After all this experimenting, I finally found that elusive recipe for Slovenian syniki. It was hiding in the pastry section of my 1950s copy of Woman's Glory.  The ingredient list was essentially what I had figured out on my own, with cottage cheese instead of the more authentic farmer cheese:

1 lb cottage cheese
1 T. sugar
1/4 cup flour 
1 egg
1/4 t salt

The 1950s instructions suggest draining the cottage cheese, forming the mixture into "croquettes," rolling them in flour, and then frying in deep hot fat.

I took a look at the modern online site Kulinarika and found a similar recipe for "srniki" or "palačinke s skuto":

500 g cheese (translated as ricotta)
2 eggs 
2 T. sugar
3 T flour
1 T. baking powder (perhaps it should be teaspoon?)

This modern Slovenian recipe suggests making smaller patties (20-25 in all), coating in flour, pan-frying, and keeping warm in a 200 degree oven.

This week, I came up with my latest version of syrniki. It was a Passover variation, with matzo cake meal substituted for the flour. I thought I'd created something new, but an internet search revealed that Passover cheese latkes have been a Jewish tradition for a long time. This time around, I made one more discovery: The patties are much easier to shape if the batter is chilled.  In fact, this step is essential with the Passover version, since it takes a little longer for the moisture to be absorbed by the matzo meal.
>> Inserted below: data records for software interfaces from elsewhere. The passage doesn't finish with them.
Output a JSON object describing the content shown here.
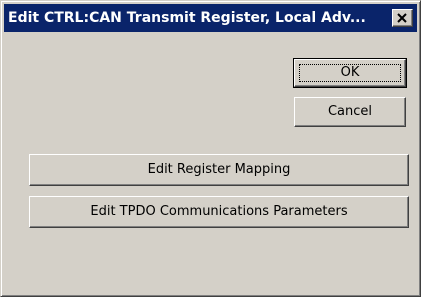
{
  "window": {
    "title": "Edit CTRL:CAN Transmit Register, Local Adv...",
    "close_icon": "close-icon"
  },
  "buttons": {
    "ok_label": "OK",
    "cancel_label": "Cancel",
    "edit_register_mapping_label": "Edit Register Mapping",
    "edit_tpdo_label": "Edit TPDO Communications Parameters"
  },
  "colors": {
    "titlebar": "#0a246a",
    "face": "#d4d0c8"
  }
}
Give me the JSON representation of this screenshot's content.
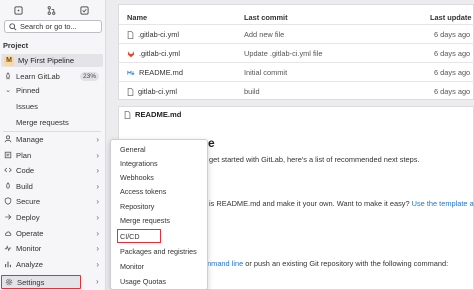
{
  "sidebar": {
    "search_placeholder": "Search or go to...",
    "section_label": "Project",
    "project": {
      "avatar_letter": "M",
      "name": "My First Pipeline"
    },
    "learn": {
      "label": "Learn GitLab",
      "badge": "23%"
    },
    "pinned": {
      "label": "Pinned",
      "items": [
        "Issues",
        "Merge requests"
      ]
    },
    "items": [
      "Manage",
      "Plan",
      "Code",
      "Build",
      "Secure",
      "Deploy",
      "Operate",
      "Monitor",
      "Analyze",
      "Settings"
    ]
  },
  "files": {
    "headers": {
      "name": "Name",
      "last_commit": "Last commit",
      "last_update": "Last update"
    },
    "rows": [
      {
        "name": ".gitlab-ci.yml",
        "commit": "Add new file",
        "update": "6 days ago",
        "icon": "file-icon"
      },
      {
        "name": ".gitlab-ci.yml",
        "commit": "Update .gitlab-ci.yml file",
        "update": "6 days ago",
        "icon": "gitlab-icon"
      },
      {
        "name": "README.md",
        "commit": "Initial commit",
        "update": "6 days ago",
        "icon": "markdown-icon"
      },
      {
        "name": "gitlab-ci.yml",
        "commit": "build",
        "update": "6 days ago",
        "icon": "file-icon"
      }
    ]
  },
  "readme": {
    "filename": "README.md",
    "heading_partial": "e",
    "line1": "get started with GitLab, here's a list of recommended next steps.",
    "line2_text": "is README.md and make it your own. Want to make it easy? ",
    "line2_link": "Use the template at the",
    "line3_link": "mmand line",
    "line3_text": " or push an existing Git repository with the following command:"
  },
  "dropdown": {
    "items": [
      "General",
      "Integrations",
      "Webhooks",
      "Access tokens",
      "Repository",
      "Merge requests",
      "CI/CD",
      "Packages and registries",
      "Monitor",
      "Usage Quotas"
    ],
    "highlighted": "CI/CD"
  },
  "colors": {
    "highlight_border": "#e0303b",
    "link": "#1f75cb"
  }
}
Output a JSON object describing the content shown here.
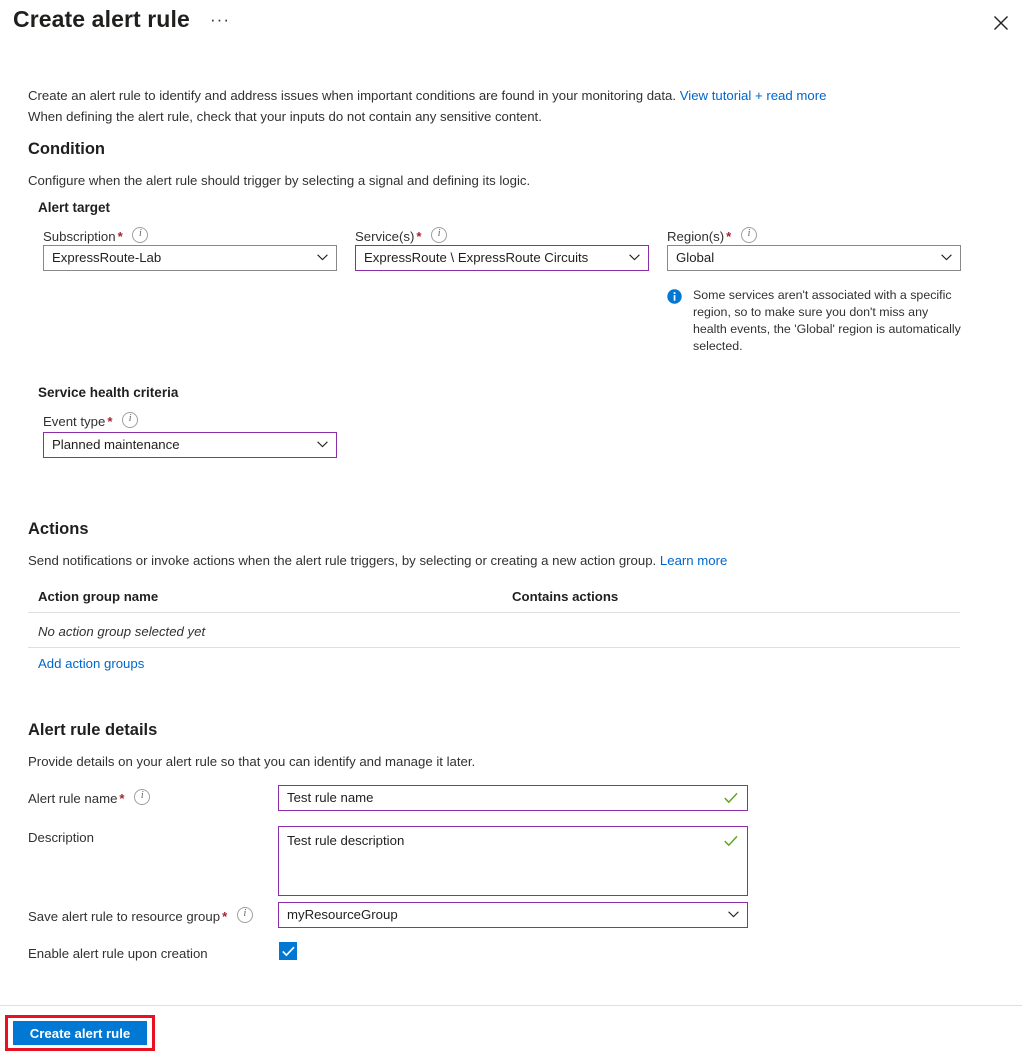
{
  "blade": {
    "title": "Create alert rule",
    "ellipsis_label": "···",
    "close_label": "Close"
  },
  "intro": {
    "line1": "Create an alert rule to identify and address issues when important conditions are found in your monitoring data.",
    "line1_link": "View tutorial + read more",
    "line2": "When defining the alert rule, check that your inputs do not contain any sensitive content."
  },
  "condition": {
    "heading": "Condition",
    "description": "Configure when the alert rule should trigger by selecting a signal and defining its logic.",
    "alert_target": {
      "group_label": "Alert target",
      "subscription": {
        "label": "Subscription",
        "required": "*",
        "value": "ExpressRoute-Lab"
      },
      "services": {
        "label": "Service(s)",
        "required": "*",
        "value": "ExpressRoute \\ ExpressRoute Circuits"
      },
      "regions": {
        "label": "Region(s)",
        "required": "*",
        "value": "Global"
      },
      "region_note": "Some services aren't associated with a specific region, so to make sure you don't miss any health events, the 'Global' region is automatically selected."
    },
    "service_health_criteria": {
      "group_label": "Service health criteria",
      "event_type": {
        "label": "Event type",
        "required": "*",
        "value": "Planned maintenance"
      }
    }
  },
  "actions": {
    "heading": "Actions",
    "description": "Send notifications or invoke actions when the alert rule triggers, by selecting or creating a new action group.",
    "description_link": "Learn more",
    "columns": [
      "Action group name",
      "Contains actions"
    ],
    "empty_row": "No action group selected yet",
    "add_link": "Add action groups"
  },
  "alert_rule_details": {
    "heading": "Alert rule details",
    "description": "Provide details on your alert rule so that you can identify and manage it later.",
    "rule_name": {
      "label": "Alert rule name",
      "required": "*",
      "value": "Test rule name"
    },
    "description_field": {
      "label": "Description",
      "value": "Test rule description"
    },
    "resource_group": {
      "label": "Save alert rule to resource group",
      "required": "*",
      "value": "myResourceGroup"
    },
    "enable_rule": {
      "label": "Enable alert rule upon creation",
      "checked": true
    }
  },
  "footer": {
    "create_button": "Create alert rule"
  },
  "colors": {
    "accent_blue": "#0078d4",
    "link_blue": "#0066cc",
    "required_red": "#a4262c",
    "focus_purple": "#8b2fa8",
    "valid_green": "#5fa522",
    "highlight_red": "#e81123"
  }
}
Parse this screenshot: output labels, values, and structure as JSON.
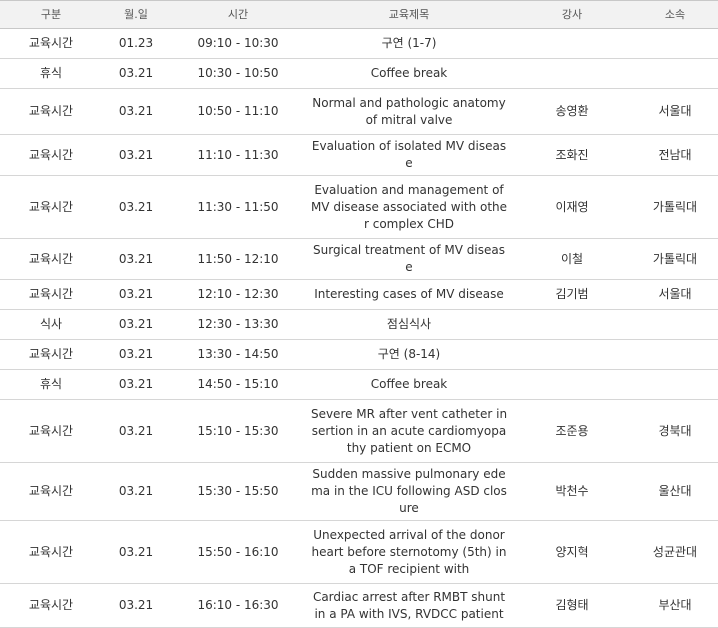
{
  "headers": {
    "category": "구분",
    "date": "월.일",
    "time": "시간",
    "title": "교육제목",
    "lecturer": "강사",
    "affiliation": "소속"
  },
  "rows": [
    {
      "category": "교육시간",
      "date": "01.23",
      "time": "09:10 - 10:30",
      "title": "구연 (1-7)",
      "lecturer": "",
      "affiliation": ""
    },
    {
      "category": "휴식",
      "date": "03.21",
      "time": "10:30 - 10:50",
      "title": "Coffee break",
      "lecturer": "",
      "affiliation": ""
    },
    {
      "category": "교육시간",
      "date": "03.21",
      "time": "10:50 - 11:10",
      "title": "Normal and pathologic anatomy of mitral valve",
      "lecturer": "송영환",
      "affiliation": "서울대"
    },
    {
      "category": "교육시간",
      "date": "03.21",
      "time": "11:10 - 11:30",
      "title": "Evaluation of isolated MV disease",
      "lecturer": "조화진",
      "affiliation": "전남대"
    },
    {
      "category": "교육시간",
      "date": "03.21",
      "time": "11:30 - 11:50",
      "title": "Evaluation and management of MV disease associated with other complex CHD",
      "lecturer": "이재영",
      "affiliation": "가톨릭대"
    },
    {
      "category": "교육시간",
      "date": "03.21",
      "time": "11:50 - 12:10",
      "title": "Surgical treatment of MV disease",
      "lecturer": "이철",
      "affiliation": "가톨릭대"
    },
    {
      "category": "교육시간",
      "date": "03.21",
      "time": "12:10 - 12:30",
      "title": "Interesting cases of MV disease",
      "lecturer": "김기범",
      "affiliation": "서울대"
    },
    {
      "category": "식사",
      "date": "03.21",
      "time": "12:30 - 13:30",
      "title": "점심식사",
      "lecturer": "",
      "affiliation": ""
    },
    {
      "category": "교육시간",
      "date": "03.21",
      "time": "13:30 - 14:50",
      "title": "구연 (8-14)",
      "lecturer": "",
      "affiliation": ""
    },
    {
      "category": "휴식",
      "date": "03.21",
      "time": "14:50 - 15:10",
      "title": "Coffee break",
      "lecturer": "",
      "affiliation": ""
    },
    {
      "category": "교육시간",
      "date": "03.21",
      "time": "15:10 - 15:30",
      "title": "Severe MR after vent catheter insertion in an acute cardiomyopathy patient on ECMO",
      "lecturer": "조준용",
      "affiliation": "경북대"
    },
    {
      "category": "교육시간",
      "date": "03.21",
      "time": "15:30 - 15:50",
      "title": "Sudden massive pulmonary edema in the ICU following ASD closure",
      "lecturer": "박천수",
      "affiliation": "울산대"
    },
    {
      "category": "교육시간",
      "date": "03.21",
      "time": "15:50 - 16:10",
      "title": "Unexpected arrival of the donor heart before sternotomy (5th) in a TOF recipient with",
      "lecturer": "양지혁",
      "affiliation": "성균관대"
    },
    {
      "category": "교육시간",
      "date": "03.21",
      "time": "16:10 - 16:30",
      "title": "Cardiac arrest after RMBT shunt in a PA with IVS, RVDCC patient",
      "lecturer": "김형태",
      "affiliation": "부산대"
    }
  ]
}
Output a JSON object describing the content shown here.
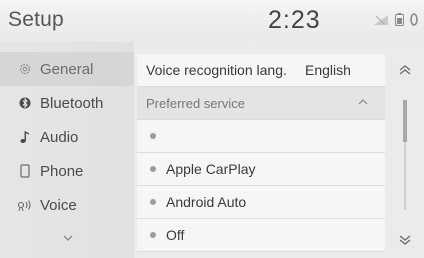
{
  "header": {
    "title": "Setup",
    "clock": "2:23"
  },
  "sidebar": {
    "items": [
      {
        "label": "General",
        "icon": "gear-icon",
        "active": true
      },
      {
        "label": "Bluetooth",
        "icon": "bluetooth-icon"
      },
      {
        "label": "Audio",
        "icon": "music-note-icon"
      },
      {
        "label": "Phone",
        "icon": "phone-icon"
      },
      {
        "label": "Voice",
        "icon": "voice-icon"
      }
    ],
    "more_icon": "chevron-down-icon"
  },
  "settings": {
    "voice_lang_label": "Voice recognition lang.",
    "voice_lang_value": "English",
    "preferred_label": "Preferred service",
    "options": [
      "",
      "Apple CarPlay",
      "Android Auto",
      "Off"
    ]
  },
  "scroll": {
    "up_icon": "double-chevron-up-icon",
    "down_icon": "double-chevron-down-icon"
  }
}
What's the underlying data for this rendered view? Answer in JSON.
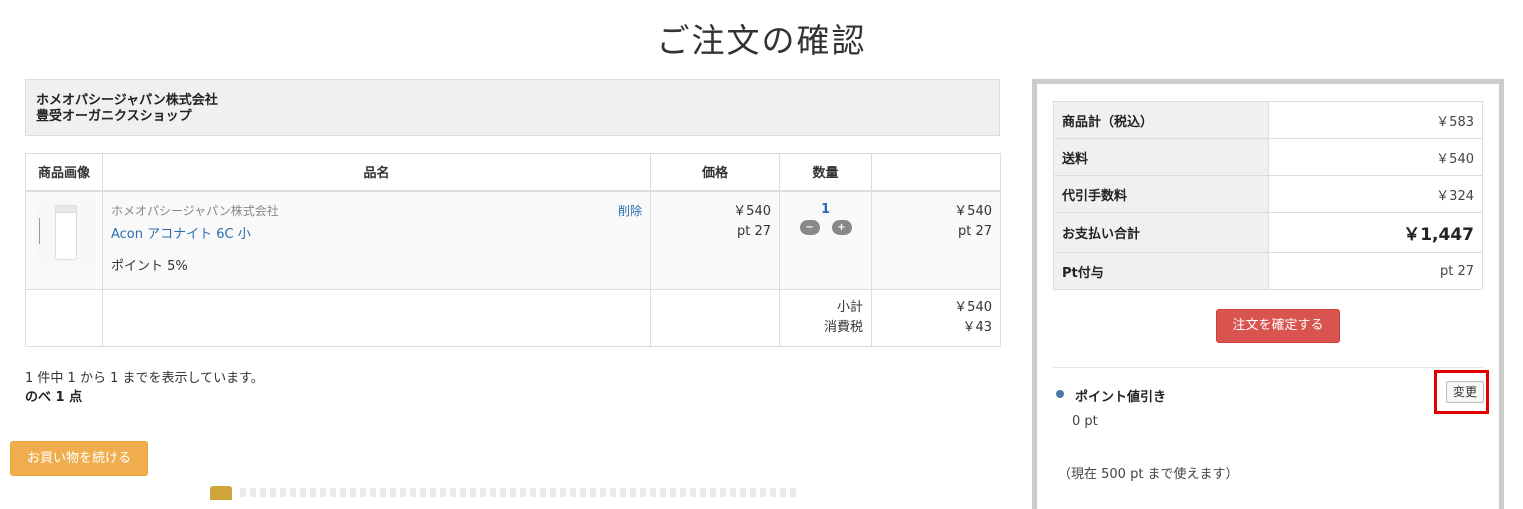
{
  "page_title": "ご注文の確認",
  "shop": {
    "line1": "ホメオパシージャパン株式会社",
    "line2": "豊受オーガニクスショップ"
  },
  "cart": {
    "headers": {
      "image": "商品画像",
      "name": "品名",
      "price": "価格",
      "qty": "数量",
      "subtotal": ""
    },
    "item": {
      "maker": "ホメオパシージャパン株式会社",
      "product": "Acon アコナイト 6C 小",
      "points": "ポイント 5%",
      "delete": "削除",
      "price": "￥540",
      "price_pt": "pt 27",
      "qty": "1",
      "minus": "−",
      "plus": "+",
      "line_total": "￥540",
      "line_pt": "pt 27"
    },
    "subtotal_label": "小計",
    "tax_label": "消費税",
    "subtotal_value": "￥540",
    "tax_value": "￥43"
  },
  "count_text": "1 件中 1 から 1 までを表示しています。",
  "total_units": "のべ 1 点",
  "continue_button": "お買い物を続ける",
  "summary": {
    "rows": [
      {
        "k": "商品計（税込）",
        "v": "￥583"
      },
      {
        "k": "送料",
        "v": "￥540"
      },
      {
        "k": "代引手数料",
        "v": "￥324"
      },
      {
        "k": "お支払い合計",
        "v": "￥1,447"
      },
      {
        "k": "Pt付与",
        "v": "pt 27"
      }
    ],
    "confirm_button": "注文を確定する",
    "point_discount_title": "ポイント値引き",
    "change_button": "変更",
    "point_value": "0 pt",
    "point_available": "（現在 500 pt まで使えます）"
  },
  "colors": {
    "confirm": "#d9534f",
    "continue": "#f0ad4e",
    "link": "#2a6db3",
    "highlight": "#e00000"
  }
}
Below is my master recipe, with a few variations noted.

Syrniki, or Curd Cheese Pancakes

1 pound (or 500 g) farmer cheese or curd cheese, preferably Russian-style
1 egg, well beaten
4-6 T flour
2 T sugar
1 t. vanilla (optional)
pinch of cinnamon (optional)
grated lemon rind (optional)
pinch or two of  baking soda dissolved in lemon juice (optional)

To make Passover cheese latkes: Substitute matzo cake meal for flour
Possible cheese substitutes: ricotta or cottage cheese, drained and sieved

Mix all ingredients together well, adding flour until you have a stiff batter. The texture should be closer to a drop biscuit than a conventional pancake batter. If possible, chill the batter for a half hour or more before shaping.

To shape: Drop heaping tablespoons or quarter cup scoops of batter onto a plate that is covered generously with flour or matzo meal. With floured hands, form into patties that are 1/3 to 1/2 inch thick. Coat well with flour. You should have 9-12 patties. If desired, chill.

Fry patties in oil until browned on both sides. Keep warm in oven until serving.

Serve with Greek yogurt or sour cream, fresh fruit, or preserves.